But, that, as learned from other interviewees, is characteristic for Murphy.
“Everybody in the building knows the skill set she has,” Hart explains. “She can teach people who teach better than anybody I’ve ever seen.”
Murphy’s style in the classroom is a classic memory for many of her students, and a template for new teachers.
“I was always big into music, and she would always play jazz music in the morning,” former student Adriana Rivera explained. “One of things that stuck in my head was Louis Armstrong singing ‘What a Wonderful World.’”
Former students who became teachers, including Julie Lively and Emily Davis both recalled the confidence which Murphy instills in her students; a theme carried over by teacher intern Patience Walker, who taught in Murphy’s room.
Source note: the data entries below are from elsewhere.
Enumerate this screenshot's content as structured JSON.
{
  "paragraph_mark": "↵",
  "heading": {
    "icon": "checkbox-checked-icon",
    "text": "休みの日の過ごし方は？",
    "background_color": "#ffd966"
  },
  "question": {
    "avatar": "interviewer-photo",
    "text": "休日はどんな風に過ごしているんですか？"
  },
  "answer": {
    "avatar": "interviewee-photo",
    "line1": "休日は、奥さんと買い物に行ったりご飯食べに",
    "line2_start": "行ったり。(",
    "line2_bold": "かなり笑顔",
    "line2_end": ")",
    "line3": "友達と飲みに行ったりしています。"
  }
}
“She had the class bring me things I’d need for my first class; folders, pencils, all sorts of things,” Walker said. “And, they made a card for me. She is just so wonderful.”
She said after telling the class that she wasn’t feeling well because of a recent accident, all of Murphy’s students gave her hugs and promised to be on their best behavior while she recovered.
“She shows the class exactly what they need to learn,” Walker said. “The process works because it builds confidence.”
It is a process that emphasizes responsibility for each student, where every student is assigned a daily task that is theirs all year. And, where every student has a unique voice.
“I let them know that everything you are saying is important,” Murphy said. “I let them know that I think every child is important, even if I can’t hear it right now.”
The appeal of the learning environment in Murphy’s classroom is evident.
“Making learning fun is important, because they can’t wait to get into the classroom the next day; and, you can see it on their faces,” Murphy said. “Any time I have a student that has that sparkle in their eye and smile on their face, and I know they’ve learned; that takes the cake.”
Former student Callie Gilbey recalls a skit about the solar system which she still remembers.
“It was something that we learned, that we taught to others,” Gilbey said.
She said taking the expectations which Murphy set in the third grade with her into the fourth grade made her a better student.
“She is the most patient human being I’ve ever been around,” Hart said. “She has a really good gauge of what her students need. Mrs. Murphy makes her classroom a family in the way that no-one knows where they are or that they are below grade level at the start of the year; they all believe they’re superstars.
“It’s not vain praise,” he said. “She makes everybody feel that they are a part of her classroom.”
The four video series may be accessed online at www.arkansased.gov under the “Teach Again” tab.
According to the ADE, Arkansas ranks in the top 20 percent of states nationwide for “teacher attractiveness.” But, the challenges for hiring and retaining teachers has grown as reflected in a 58 percent decline in six years in the employable first-time teacher pool, the ADE notes.
“The Arkansas Department of Education has launched the Teach Again Campaign to create an additional teacher pipeline by bringing outstanding teachers back to the classroom,” the initiative website states.
Murphy serves as the quintessential example of the impact of effective teachers, according to the website.
Eligibility for the Teach Again program is open to teachers who have left the profession and are no longer licensed in Arkansas; teachers who received an initial Arkansas licensure but did not convert that to a standard license; and, retired teachers who do not have a current Arkansas licensure.
Licensure renewal under the program requires an application be submitted to ADE; payment of a $75 fee; completed background check; and completion of 36 hours of professional development.
The professional development requirement is valid through March 31, after which the regular 60-hour rule will apply.
Formerly licensed teachers age 62 and older may be eligible for lifetime licensure under the program.
Additional information regarding Teach Again is available by calling 501-682-4475.